# Work to be completed
Among the entries, which lines carry the string "Coding"? Copy every one.

# Available data
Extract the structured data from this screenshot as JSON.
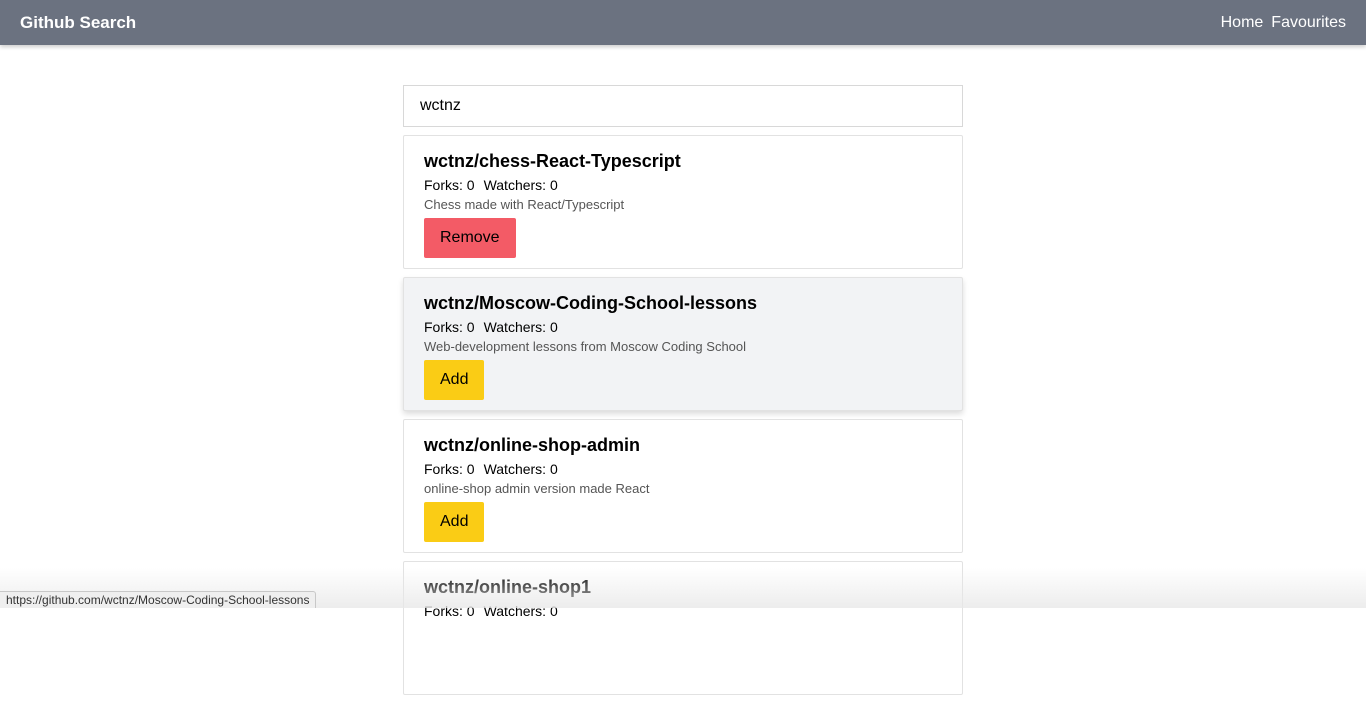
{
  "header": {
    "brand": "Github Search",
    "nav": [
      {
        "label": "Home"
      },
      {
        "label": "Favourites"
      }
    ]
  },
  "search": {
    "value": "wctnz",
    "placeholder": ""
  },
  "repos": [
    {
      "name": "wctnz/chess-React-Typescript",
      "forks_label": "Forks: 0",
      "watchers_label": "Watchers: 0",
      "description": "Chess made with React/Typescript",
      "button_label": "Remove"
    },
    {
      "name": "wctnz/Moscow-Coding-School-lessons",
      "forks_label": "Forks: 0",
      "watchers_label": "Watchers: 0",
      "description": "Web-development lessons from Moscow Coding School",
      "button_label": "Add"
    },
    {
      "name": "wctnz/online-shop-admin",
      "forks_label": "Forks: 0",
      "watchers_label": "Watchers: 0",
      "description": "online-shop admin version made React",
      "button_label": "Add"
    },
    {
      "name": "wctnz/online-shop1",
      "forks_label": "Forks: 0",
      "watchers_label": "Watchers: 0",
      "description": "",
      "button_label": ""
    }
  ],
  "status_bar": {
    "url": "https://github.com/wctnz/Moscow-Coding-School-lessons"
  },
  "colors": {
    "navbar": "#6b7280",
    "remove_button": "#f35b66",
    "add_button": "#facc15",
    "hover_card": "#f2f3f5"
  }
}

# Answer to the problem
      "name": "wctnz/Moscow-Coding-School-lessons",
      "description": "Web-development lessons from Moscow Coding School",
    "url": "https://github.com/wctnz/Moscow-Coding-School-lessons"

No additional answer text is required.